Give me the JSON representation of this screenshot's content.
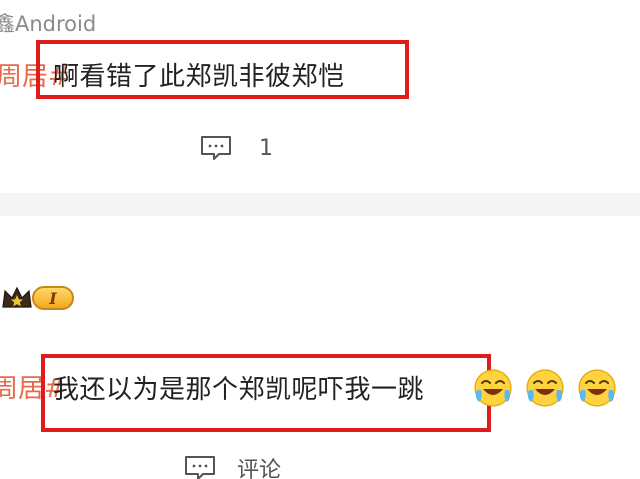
{
  "post_top": {
    "source": "鑫Android",
    "topic_tail": "周居#",
    "text": "啊看错了此郑凯非彼郑恺",
    "reply_count": "1"
  },
  "post_bottom": {
    "level_badge": "I",
    "topic_tail": "周居#",
    "text": "我还以为是那个郑凯呢吓我一跳",
    "comment_label": "评论"
  },
  "colors": {
    "highlight": "#e01b1b",
    "topic_link": "#e86a4c",
    "badge_gold": "#f2a81d"
  },
  "icons": [
    "comment-icon",
    "crown-icon",
    "laughing-crying-emoji"
  ]
}
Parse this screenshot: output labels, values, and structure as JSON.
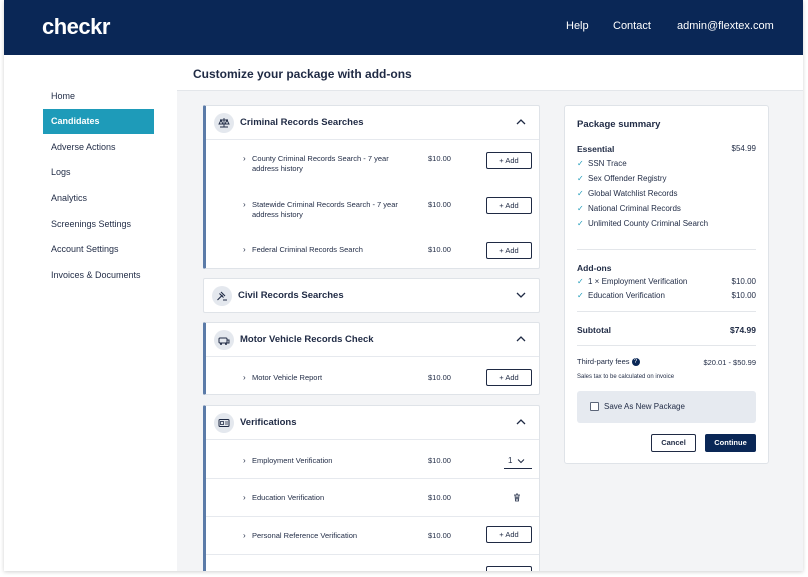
{
  "brand": {
    "logo": "checkr"
  },
  "topnav": {
    "help": "Help",
    "contact": "Contact",
    "account": "admin@flextex.com"
  },
  "sidebar": {
    "items": [
      {
        "label": "Home"
      },
      {
        "label": "Candidates"
      },
      {
        "label": "Adverse Actions"
      },
      {
        "label": "Logs"
      },
      {
        "label": "Analytics"
      },
      {
        "label": "Screenings Settings"
      },
      {
        "label": "Account Settings"
      },
      {
        "label": "Invoices & Documents"
      }
    ]
  },
  "page": {
    "title": "Customize your package with add-ons"
  },
  "sections": {
    "criminal": {
      "title": "Criminal Records Searches",
      "rows": [
        {
          "label": "County Criminal Records Search - 7 year address history",
          "price": "$10.00",
          "action": "Add"
        },
        {
          "label": "Statewide Criminal Records Search - 7 year address history",
          "price": "$10.00",
          "action": "Add"
        },
        {
          "label": "Federal Criminal Records Search",
          "price": "$10.00",
          "action": "Add"
        }
      ]
    },
    "civil": {
      "title": "Civil Records Searches"
    },
    "motor": {
      "title": "Motor Vehicle Records Check",
      "rows": [
        {
          "label": "Motor Vehicle Report",
          "price": "$10.00",
          "action": "Add"
        }
      ]
    },
    "verifications": {
      "title": "Verifications",
      "rows": [
        {
          "label": "Employment Verification",
          "price": "$10.00",
          "qty": "1"
        },
        {
          "label": "Education Verification",
          "price": "$10.00"
        },
        {
          "label": "Personal Reference Verification",
          "price": "$10.00",
          "action": "Add"
        }
      ]
    }
  },
  "summary": {
    "title": "Package summary",
    "essential_label": "Essential",
    "essential_price": "$54.99",
    "essential_items": [
      "SSN Trace",
      "Sex Offender Registry",
      "Global Watchlist Records",
      "National Criminal Records",
      "Unlimited County Criminal Search"
    ],
    "addons_label": "Add-ons",
    "addons": [
      {
        "label": "1 × Employment Verification",
        "price": "$10.00"
      },
      {
        "label": "Education Verification",
        "price": "$10.00"
      }
    ],
    "subtotal_label": "Subtotal",
    "subtotal_value": "$74.99",
    "fees_label": "Third-party fees",
    "fees_value": "$20.01 - $50.99",
    "tax_note": "Sales tax to be calculated on invoice",
    "save_label": "Save As New Package",
    "cancel_label": "Cancel",
    "continue_label": "Continue"
  },
  "colors": {
    "navy": "#0a2756",
    "teal": "#1e9bb9",
    "accent_border": "#5b7ba8"
  }
}
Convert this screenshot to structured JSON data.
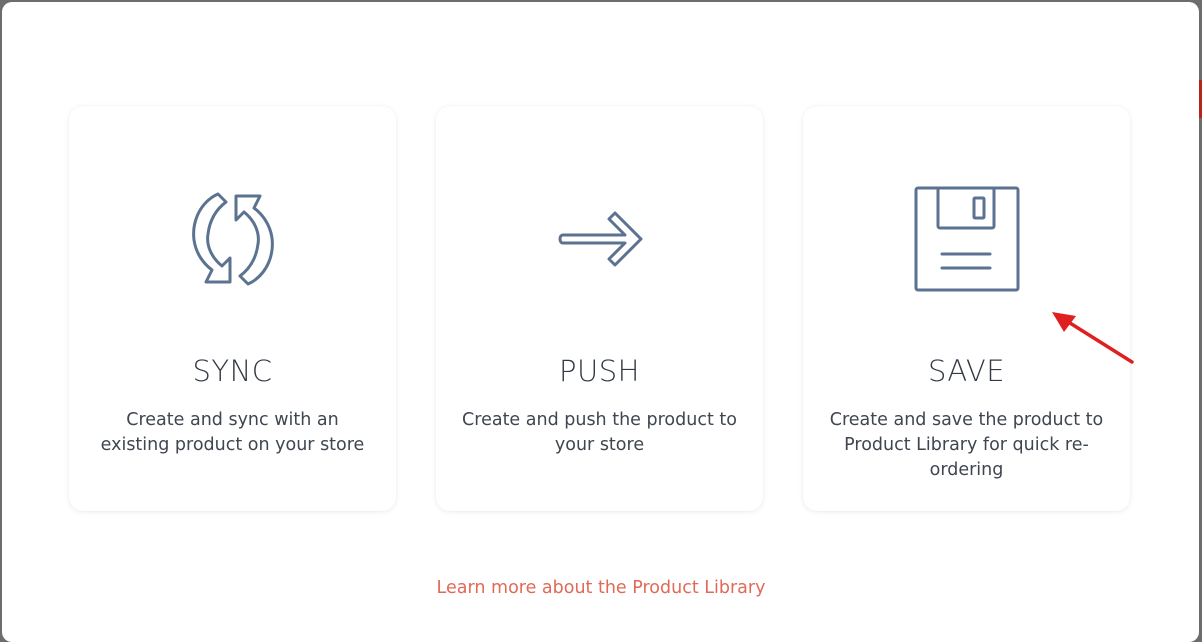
{
  "cards": [
    {
      "title": "SYNC",
      "description": "Create and sync with an existing product on your store",
      "icon": "sync-icon"
    },
    {
      "title": "PUSH",
      "description": "Create and push the product to your store",
      "icon": "arrow-right-icon"
    },
    {
      "title": "SAVE",
      "description": "Create and save the product to Product Library for quick re-ordering",
      "icon": "floppy-disk-icon"
    }
  ],
  "footer": {
    "learn_more": "Learn more about the Product Library"
  },
  "colors": {
    "icon_stroke": "#5b7390",
    "link": "#e06a57",
    "annotation_arrow": "#e02020"
  }
}
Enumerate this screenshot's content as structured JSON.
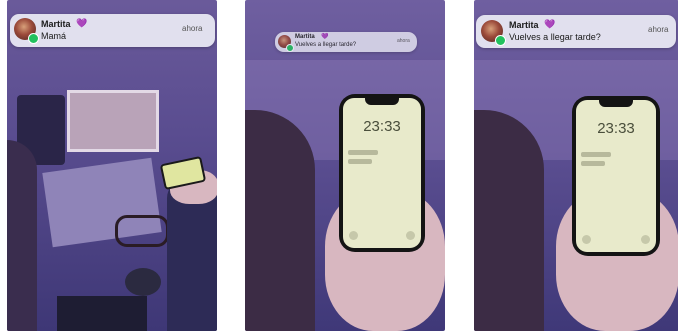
{
  "notifications": [
    {
      "sender": "Martita",
      "heart": "💜",
      "message": "Mamá",
      "time": "ahora"
    },
    {
      "sender": "Martita",
      "heart": "💜",
      "message": "Vuelves a llegar tarde?",
      "time": "ahora"
    },
    {
      "sender": "Martita",
      "heart": "💜",
      "message": "Vuelves a llegar tarde?",
      "time": "ahora"
    }
  ],
  "phones": [
    {
      "clock": "23:33"
    },
    {
      "clock": "23:33"
    }
  ],
  "icons": {
    "app": "whatsapp-icon",
    "avatar": "profile-photo"
  },
  "colors": {
    "overlay": "#5a4d90",
    "accent_heart": "#8a4fd6",
    "whatsapp": "#22c15e",
    "screen": "#e8eacb"
  }
}
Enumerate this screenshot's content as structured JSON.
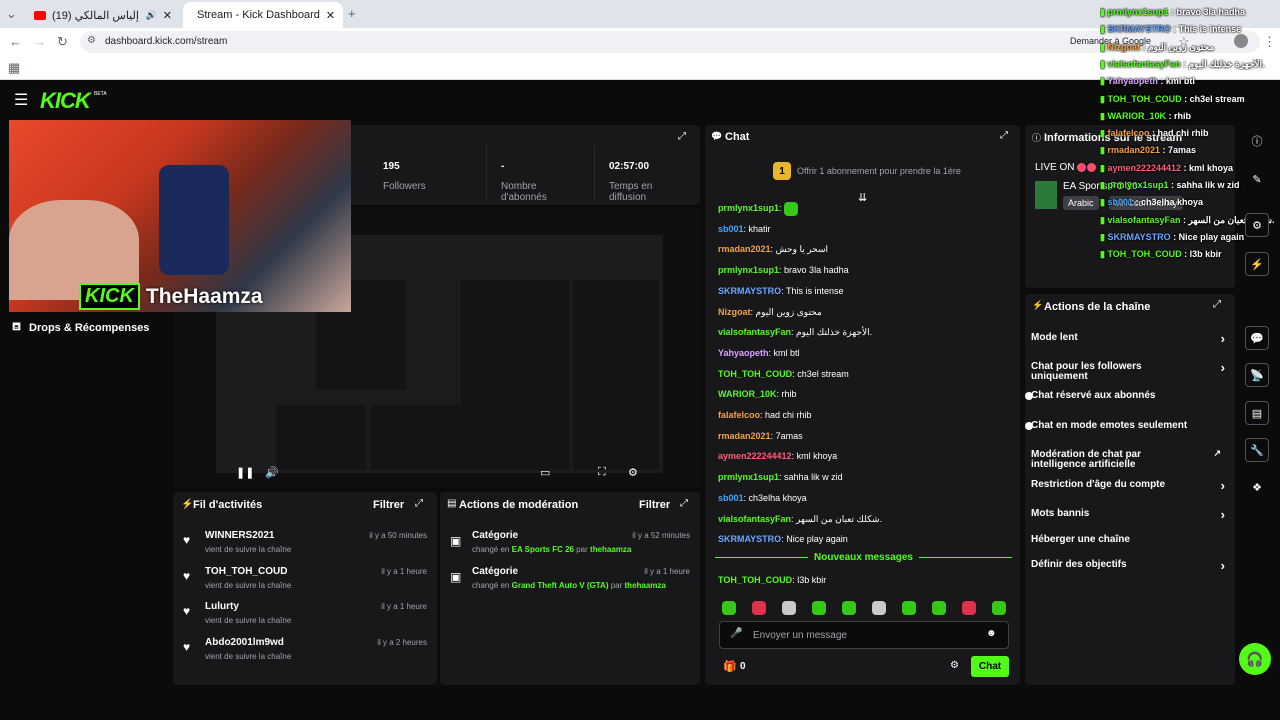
{
  "browser": {
    "tabs": [
      {
        "title": "(19) ردة فعل إلياس المالكي",
        "active": false
      },
      {
        "title": "Stream - Kick Dashboard",
        "active": true
      }
    ],
    "url": "dashboard.kick.com/stream",
    "ask_google": "Demander à Google"
  },
  "header": {
    "logo": "KICK",
    "beta": "BETA"
  },
  "stats": [
    {
      "value": "195",
      "label": "Followers"
    },
    {
      "value": "-",
      "label": "Nombre d'abonnés"
    },
    {
      "value": "02:57:00",
      "label": "Temps en diffusion"
    }
  ],
  "webcam": {
    "brand": "KICK",
    "name": "TheHaamza"
  },
  "sidebar": {
    "drops": "Drops & Récompenses"
  },
  "activity": {
    "title": "Fil d'activités",
    "filter": "Filtrer",
    "items": [
      {
        "user": "WINNERS2021",
        "text": "vient de suivre la chaîne",
        "time": "il y a 50 minutes"
      },
      {
        "user": "TOH_TOH_COUD",
        "text": "vient de suivre la chaîne",
        "time": "il y a 1 heure"
      },
      {
        "user": "Lulurty",
        "text": "vient de suivre la chaîne",
        "time": "il y a 1 heure"
      },
      {
        "user": "Abdo2001lm9wd",
        "text": "vient de suivre la chaîne",
        "time": "il y a 2 heures"
      }
    ]
  },
  "modactions": {
    "title": "Actions de modération",
    "filter": "Filtrer",
    "items": [
      {
        "title": "Catégorie",
        "prefix": "changé en",
        "value": "EA Sports FC 26",
        "by": "par",
        "user": "thehaamza",
        "time": "il y a 52 minutes"
      },
      {
        "title": "Catégorie",
        "prefix": "changé en",
        "value": "Grand Theft Auto V (GTA)",
        "by": "par",
        "user": "thehaamza",
        "time": "il y a 1 heure"
      }
    ]
  },
  "chat": {
    "title": "Chat",
    "sub_badge": "1",
    "sub_offer": "Offrir 1 abonnement pour prendre la 1ère",
    "messages": [
      {
        "user": "prmlynx1sup1",
        "color": "#53fc18",
        "text": ""
      },
      {
        "user": "sb001",
        "color": "#3fa7ff",
        "text": "khatir"
      },
      {
        "user": "rmadan2021",
        "color": "#f5a142",
        "text": "اسحر يا وحش"
      },
      {
        "user": "prmlynx1sup1",
        "color": "#53fc18",
        "text": "bravo 3la hadha"
      },
      {
        "user": "SKRMAYSTRO",
        "color": "#6aa6ff",
        "text": "This is intense"
      },
      {
        "user": "Nizgoat",
        "color": "#f5a142",
        "text": "محتوى زوين اليوم"
      },
      {
        "user": "vialsofantasyFan",
        "color": "#53fc18",
        "text": "الأجهزة خذلتك اليوم."
      },
      {
        "user": "Yahyaopeth",
        "color": "#d8a6ff",
        "text": "kml btl"
      },
      {
        "user": "TOH_TOH_COUD",
        "color": "#53fc18",
        "text": "ch3el stream"
      },
      {
        "user": "WARIOR_10K",
        "color": "#53fc18",
        "text": "rhib"
      },
      {
        "user": "falafelcoo",
        "color": "#f5a142",
        "text": "had chi rhib"
      },
      {
        "user": "rmadan2021",
        "color": "#f5a142",
        "text": "7amas"
      },
      {
        "user": "aymen222244412",
        "color": "#ff5b7a",
        "text": "kml khoya"
      },
      {
        "user": "prmlynx1sup1",
        "color": "#53fc18",
        "text": "sahha lik w zid"
      },
      {
        "user": "sb001",
        "color": "#3fa7ff",
        "text": "ch3elha khoya"
      },
      {
        "user": "vialsofantasyFan",
        "color": "#53fc18",
        "text": "شكلك تعبان من السهر."
      },
      {
        "user": "SKRMAYSTRO",
        "color": "#6aa6ff",
        "text": "Nice play again"
      }
    ],
    "new_messages": "Nouveaux messages",
    "last": {
      "user": "TOH_TOH_COUD",
      "color": "#53fc18",
      "text": "l3b kbir"
    },
    "placeholder": "Envoyer un message",
    "count": "0",
    "send": "Chat"
  },
  "info": {
    "title": "Informations sur le stream",
    "live_on": "LIVE ON",
    "game": "EA Sports FC 26",
    "lang": "Arabic",
    "tag": "MKCcommunity"
  },
  "overlay_chat": [
    {
      "user": "prmlynx1sup1",
      "color": "#53fc18",
      "text": "bravo 3la hadha"
    },
    {
      "user": "SKRMAYSTRO",
      "color": "#6aa6ff",
      "text": "This is intense"
    },
    {
      "user": "Nizgoat",
      "color": "#f5a142",
      "text": "محتوى زوين اليوم"
    },
    {
      "user": "vialsofantasyFan",
      "color": "#53fc18",
      "text": "الأجهزة خذلتك اليوم."
    },
    {
      "user": "Yahyaopeth",
      "color": "#d8a6ff",
      "text": "kml btl"
    },
    {
      "user": "TOH_TOH_COUD",
      "color": "#53fc18",
      "text": "ch3el stream"
    },
    {
      "user": "WARIOR_10K",
      "color": "#53fc18",
      "text": "rhib"
    },
    {
      "user": "falafelcoo",
      "color": "#f5a142",
      "text": "had chi rhib"
    },
    {
      "user": "rmadan2021",
      "color": "#f5a142",
      "text": "7amas"
    },
    {
      "user": "aymen222244412",
      "color": "#ff5b7a",
      "text": "kml khoya"
    },
    {
      "user": "prmlynx1sup1",
      "color": "#53fc18",
      "text": "sahha lik w zid"
    },
    {
      "user": "sb001",
      "color": "#3fa7ff",
      "text": "ch3elha khoya"
    },
    {
      "user": "vialsofantasyFan",
      "color": "#53fc18",
      "text": "شكلك تعبان من السهر."
    },
    {
      "user": "SKRMAYSTRO",
      "color": "#6aa6ff",
      "text": "Nice play again"
    },
    {
      "user": "TOH_TOH_COUD",
      "color": "#53fc18",
      "text": "l3b kbir"
    }
  ],
  "channel": {
    "title": "Actions de la chaîne",
    "items": [
      {
        "label": "Mode lent",
        "control": "chevron"
      },
      {
        "label": "Chat pour les followers uniquement",
        "control": "chevron"
      },
      {
        "label": "Chat réservé aux abonnés",
        "control": "toggle"
      },
      {
        "label": "Chat en mode emotes seulement",
        "control": "toggle"
      },
      {
        "label": "Modération de chat par intelligence artificielle",
        "control": "external"
      },
      {
        "label": "Restriction d'âge du compte",
        "control": "chevron"
      },
      {
        "label": "Mots bannis",
        "control": "chevron"
      },
      {
        "label": "Héberger une chaîne",
        "control": "none"
      },
      {
        "label": "Définir des objectifs",
        "control": "chevron"
      }
    ]
  },
  "colors": {
    "accent": "#53fc18",
    "panel": "#18181b",
    "bg": "#0b0b0c"
  }
}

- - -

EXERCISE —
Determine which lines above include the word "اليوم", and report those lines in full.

RESULT OF THE TASK —
        "text": "محتوى زوين اليوم"
        "text": "الأجهزة خذلتك اليوم."
      "text": "محتوى زوين اليوم"
      "text": "الأجهزة خذلتك اليوم."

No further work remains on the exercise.